Edmund’s Insideline tested a 12-year-old stock Type-R: 0-60 in 6.8 seconds, 1/4 mile in 14.9 seconds @ 95.2.
MotorTrend clocked the Type R at: 0-60 in 6.2 seconds, 1/4 mile in 14.8 @ 96.3.
Sports Compact Car clocked the Type R at: 0-60 in 6.1 seconds, 1/4 mile in 14.5 @ 96 MPH
All American test cars had the optional A/C installed.
The JDM DC2 received significant upgrades in 1998 and is known as the ’98 Spec R. Some of the main changes were a redesigned rear bumper, 16-inch wheel with 215/45R16 tires, 5-lug nut wheel hubs and bigger brakes. Gear ratios for the final drive were higher, making 1st to 3rd gears closer, while 4th and 5th were longer to maintain the ’96 Spec cruising comfort. The engine power remained the same, but use of a new 4-1 long tube header brought torque lower down to 6200 rpm.
An interesting and little-publicized fact about the 1995–2000 DC2 Type R is that Honda lost money on every single vehicle sold, even though extra dealer markups sometimes made for excessive dealer profit. Honda produced the DC2 Type R for homologation purposes to meet FIA certification of the motor and the chassis changes to make the car more competitive in N-series and World Cup racing. The details required, hand tooling in early versions and finishing the product through the use of various small fabrication shops in Japan made for increased costs in manufacture that could not be made up in the list price of the vehicles.
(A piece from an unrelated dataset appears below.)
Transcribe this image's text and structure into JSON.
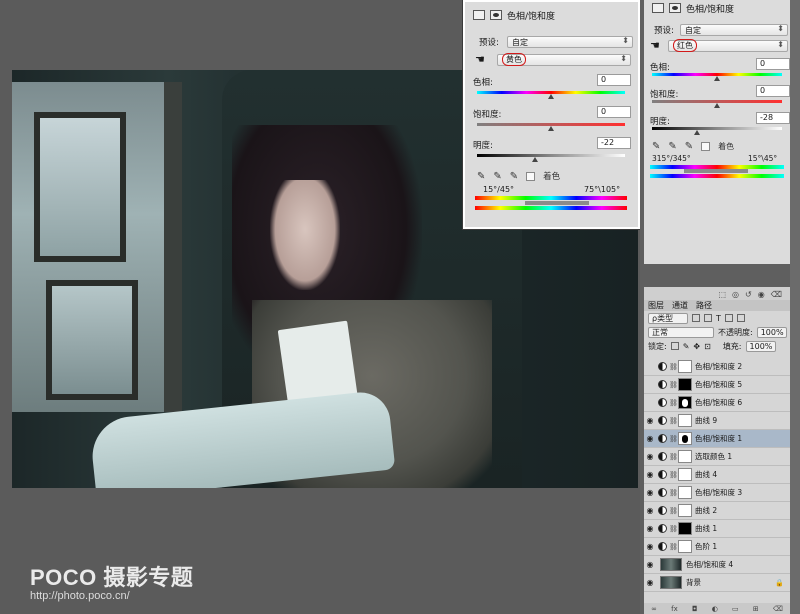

Honda (and Acura in the US) deemed the car important for the marque’s image and important for the racing programmes of the era, and the parent company therefore accepted a financial net loss on each vehicle sold.
It has been acclaimed by motoring journalists world-wide, including Evo magazine, who named the Type R ‘the greatest front-wheel-drive performance car ever.’ and TheAutoChannel.com who also named it ‘the best handling front-wheel drive car ever.’